Supportive careIsolate the bird from the flock and place in a safe, comfortable, warm location (your own chicken "intensive care unit") with easy access to water and food. Limit stress. Call your veterinarian.
Tiamulin hydrogen fumarate (hf)A pleuromutilin antibiotic drug that either on it's own or combined with chlortetracycline hydrochloride (hcl)A Garmyn et al., 2017
Tylosin10-15 mg/kg (administered IM, twice a day) or 0.5 g/L (added to drinking water, once a day)K Marx
Colloidal silver2 drops/kg administered orally, once daily.K Marx
Apple cider vinegarMay help clear mucus from mouth and throat. Add 1 tablespoon of apple cider vinegar to each gallon of water (double dose if using hard water)G Damerow; K Marx


  • Cover feed and water to prevent contamination from wild birds
  • Try not to attract rodents: Discard any uneaten feed at the end of the day and pick up any spilled feed. Remove waterers at night and replace with fresh water for birds in the morning. Seal up any possible entry points into the coop (mice can fit anything larger than a quarter inch diameter). Store feed in a sealed plastic or metal container that is not accessible by rodents.
  • Purchase chickens from NPIP-certified breeders
  • Do not share any tools, cages, or other equipment with other bird owners without disinfecting it first
  • Quarantine any new flock members for 30 days prior to adding them to your flock.

Scientific References

Good Overviews

Age Range

Younger birds are affected more severely then adult birds.

Risk Factors

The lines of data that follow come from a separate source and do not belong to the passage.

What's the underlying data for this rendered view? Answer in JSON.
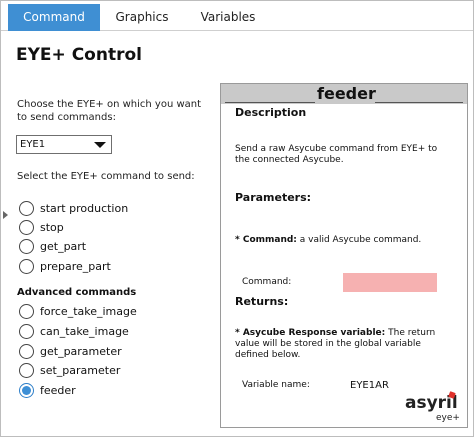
{
  "tabs": [
    {
      "label": "Command",
      "active": true
    },
    {
      "label": "Graphics",
      "active": false
    },
    {
      "label": "Variables",
      "active": false
    }
  ],
  "page_title": "EYE+ Control",
  "choose_text": "Choose the EYE+ on which you want to send commands:",
  "eye_select": {
    "value": "EYE1"
  },
  "select_command_text": "Select the EYE+ command to send:",
  "commands": [
    {
      "label": "start production",
      "checked": false
    },
    {
      "label": "stop",
      "checked": false
    },
    {
      "label": "get_part",
      "checked": false
    },
    {
      "label": "prepare_part",
      "checked": false
    }
  ],
  "advanced_heading": "Advanced commands",
  "advanced_commands": [
    {
      "label": "force_take_image",
      "checked": false
    },
    {
      "label": "can_take_image",
      "checked": false
    },
    {
      "label": "get_parameter",
      "checked": false
    },
    {
      "label": "set_parameter",
      "checked": false
    },
    {
      "label": "feeder",
      "checked": true
    }
  ],
  "panel": {
    "title": "feeder",
    "description_heading": "Description",
    "description_text": "Send a raw Asycube command from EYE+ to the connected Asycube.",
    "parameters_heading": "Parameters:",
    "param_name": "* Command:",
    "param_desc": " a valid Asycube command.",
    "command_label": "Command:",
    "command_value": "",
    "returns_heading": "Returns:",
    "return_name": "* Asycube Response variable:",
    "return_desc": " The return value will be stored in the global variable defined below.",
    "variable_label": "Variable name:",
    "variable_value": "EYE1AR"
  },
  "logo": {
    "word": "asyril",
    "sub": "eye+"
  },
  "colors": {
    "accent": "#3f8fd3",
    "panel_header": "#c9c9c9",
    "command_field": "#f6b1b1"
  }
}
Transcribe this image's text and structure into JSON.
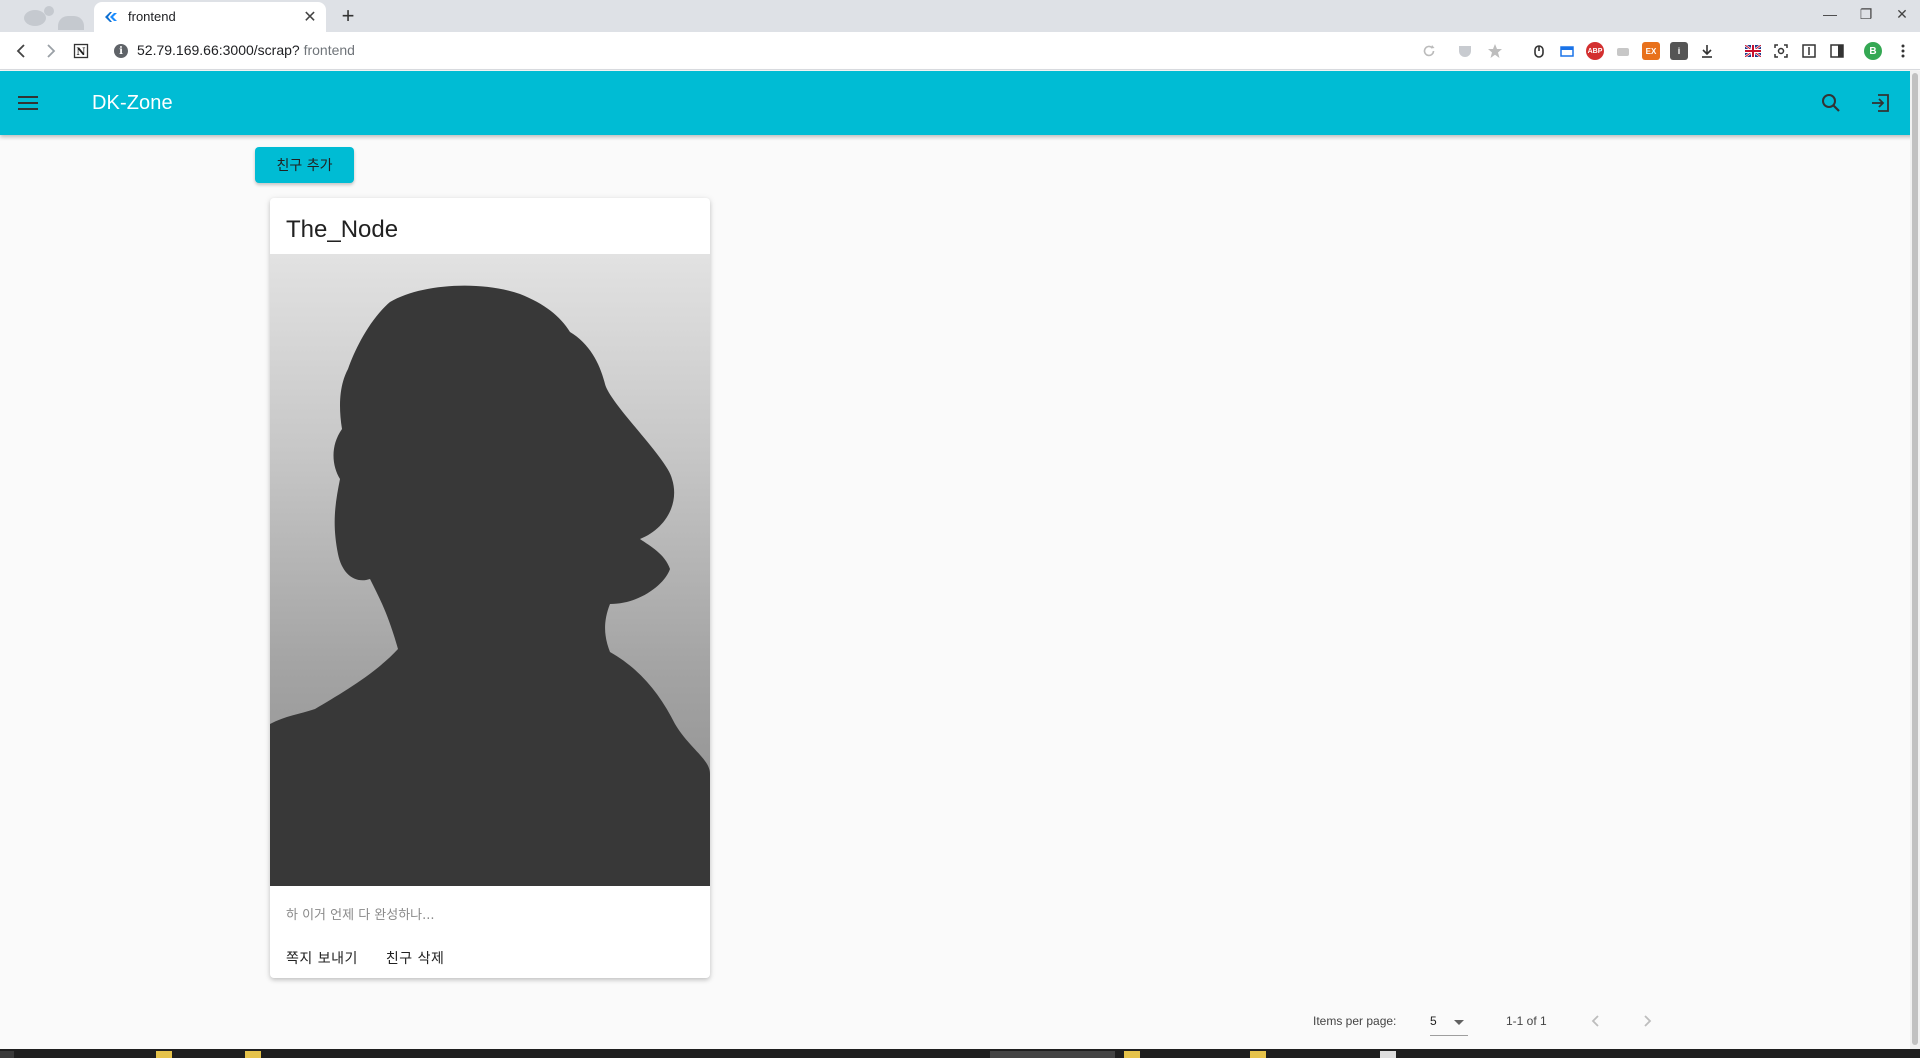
{
  "browser": {
    "tab_title": "frontend",
    "url": "52.79.169.66:3000/scrap?",
    "url_suffix": "frontend",
    "colors": {
      "tabbar": "#dee1e6",
      "toolbar": "#ffffff"
    },
    "icons": [
      "back-icon",
      "forward-icon",
      "notion-icon",
      "info-icon",
      "reload-icon",
      "pocket-icon",
      "star-icon",
      "extension-icons",
      "download-icon",
      "flag-uk-icon",
      "screenshot-icon",
      "reader-icon",
      "sidebar-icon",
      "profile-icon",
      "menu-dots-icon"
    ],
    "profile_initial": "B",
    "ext_abp": "ABP",
    "ext_ex": "EX"
  },
  "app": {
    "title": "DK-Zone",
    "colors": {
      "primary": "#00bcd4",
      "background": "#fafafa"
    }
  },
  "actions": {
    "add_friend_label": "친구 추가"
  },
  "card": {
    "name": "The_Node",
    "status_message": "하 이거 언제 다 완성하나...",
    "send_message_label": "쪽지 보내기",
    "delete_friend_label": "친구 삭제"
  },
  "paginator": {
    "items_per_page_label": "Items per page:",
    "page_size": "5",
    "range_label": "1-1 of 1"
  }
}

  • Purchasing or obtaining chickens from reputable breeders, especially NPIP-certified flocks
  • High populations of rodents on the premises